▶ [WHAT THE EXERCISE ASKS] Go through each line of the records below and count those with the word "avatar"; give only the total.

*** Opening SUPPLIED INFORMATION ***

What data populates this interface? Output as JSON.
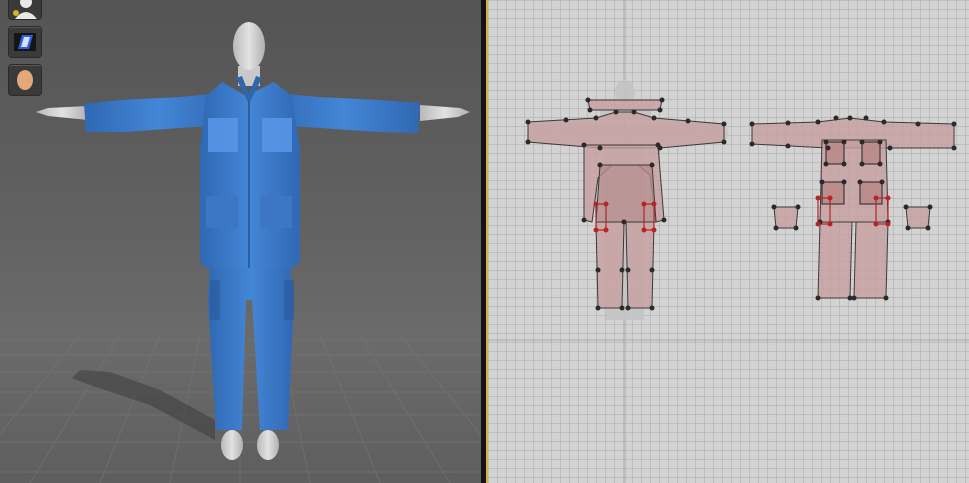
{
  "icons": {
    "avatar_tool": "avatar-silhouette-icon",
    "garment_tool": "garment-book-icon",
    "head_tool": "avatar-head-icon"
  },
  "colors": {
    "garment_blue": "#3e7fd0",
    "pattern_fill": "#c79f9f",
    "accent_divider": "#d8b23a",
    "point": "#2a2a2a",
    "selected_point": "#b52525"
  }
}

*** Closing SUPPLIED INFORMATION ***
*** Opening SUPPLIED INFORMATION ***

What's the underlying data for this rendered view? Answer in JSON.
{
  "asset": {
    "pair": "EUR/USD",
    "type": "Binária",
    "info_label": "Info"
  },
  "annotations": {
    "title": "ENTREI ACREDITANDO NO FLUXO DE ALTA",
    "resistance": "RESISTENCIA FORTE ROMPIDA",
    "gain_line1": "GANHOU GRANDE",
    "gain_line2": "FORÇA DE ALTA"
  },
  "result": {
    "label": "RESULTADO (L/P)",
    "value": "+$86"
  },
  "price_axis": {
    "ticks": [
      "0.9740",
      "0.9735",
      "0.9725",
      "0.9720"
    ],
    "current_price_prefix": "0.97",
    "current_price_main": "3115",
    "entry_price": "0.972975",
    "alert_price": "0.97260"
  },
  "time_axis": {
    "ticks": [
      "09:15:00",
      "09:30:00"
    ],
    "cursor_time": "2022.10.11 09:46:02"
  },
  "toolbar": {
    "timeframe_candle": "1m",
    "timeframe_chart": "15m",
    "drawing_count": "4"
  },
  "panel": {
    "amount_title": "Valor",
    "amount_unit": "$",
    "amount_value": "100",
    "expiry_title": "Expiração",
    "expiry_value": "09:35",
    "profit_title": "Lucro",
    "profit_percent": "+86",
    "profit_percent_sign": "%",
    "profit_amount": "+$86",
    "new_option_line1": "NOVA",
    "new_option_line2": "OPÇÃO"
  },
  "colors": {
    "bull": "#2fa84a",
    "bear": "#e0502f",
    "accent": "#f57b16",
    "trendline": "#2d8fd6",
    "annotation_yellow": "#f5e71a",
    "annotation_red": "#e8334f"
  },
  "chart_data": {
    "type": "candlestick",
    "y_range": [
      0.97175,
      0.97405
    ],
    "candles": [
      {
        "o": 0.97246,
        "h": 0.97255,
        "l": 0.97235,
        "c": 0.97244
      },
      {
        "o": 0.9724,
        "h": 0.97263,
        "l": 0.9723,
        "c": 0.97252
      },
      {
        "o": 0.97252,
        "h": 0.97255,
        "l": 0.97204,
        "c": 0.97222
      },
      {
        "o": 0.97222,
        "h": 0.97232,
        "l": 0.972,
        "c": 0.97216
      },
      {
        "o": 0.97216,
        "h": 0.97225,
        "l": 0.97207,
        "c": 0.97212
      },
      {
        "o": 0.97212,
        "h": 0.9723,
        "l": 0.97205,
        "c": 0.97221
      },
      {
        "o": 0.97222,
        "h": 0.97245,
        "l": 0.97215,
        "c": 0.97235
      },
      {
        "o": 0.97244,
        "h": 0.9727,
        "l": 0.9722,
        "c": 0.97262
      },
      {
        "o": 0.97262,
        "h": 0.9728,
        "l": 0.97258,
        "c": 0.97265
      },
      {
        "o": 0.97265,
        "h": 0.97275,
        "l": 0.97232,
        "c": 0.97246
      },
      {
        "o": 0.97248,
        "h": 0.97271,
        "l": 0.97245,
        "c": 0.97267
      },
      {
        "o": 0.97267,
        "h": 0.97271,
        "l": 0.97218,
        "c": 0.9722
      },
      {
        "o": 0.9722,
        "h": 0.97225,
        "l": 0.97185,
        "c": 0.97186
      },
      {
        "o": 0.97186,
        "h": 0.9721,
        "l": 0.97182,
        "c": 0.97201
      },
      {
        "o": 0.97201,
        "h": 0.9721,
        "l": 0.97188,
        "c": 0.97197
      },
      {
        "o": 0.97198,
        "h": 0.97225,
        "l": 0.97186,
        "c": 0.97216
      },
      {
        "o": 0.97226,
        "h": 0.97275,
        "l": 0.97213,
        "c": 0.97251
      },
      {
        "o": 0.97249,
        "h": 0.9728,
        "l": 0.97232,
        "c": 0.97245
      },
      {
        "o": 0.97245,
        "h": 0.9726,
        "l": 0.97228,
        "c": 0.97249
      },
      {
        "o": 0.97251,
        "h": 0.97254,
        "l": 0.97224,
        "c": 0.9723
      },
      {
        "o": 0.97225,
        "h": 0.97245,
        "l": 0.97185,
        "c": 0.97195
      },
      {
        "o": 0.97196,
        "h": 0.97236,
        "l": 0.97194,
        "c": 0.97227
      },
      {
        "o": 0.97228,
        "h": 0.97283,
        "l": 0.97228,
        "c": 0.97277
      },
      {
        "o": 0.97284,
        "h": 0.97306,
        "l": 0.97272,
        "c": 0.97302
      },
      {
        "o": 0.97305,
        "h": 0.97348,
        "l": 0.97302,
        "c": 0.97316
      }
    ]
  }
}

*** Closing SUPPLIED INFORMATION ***

▶ [YOUR RESPONSE] 2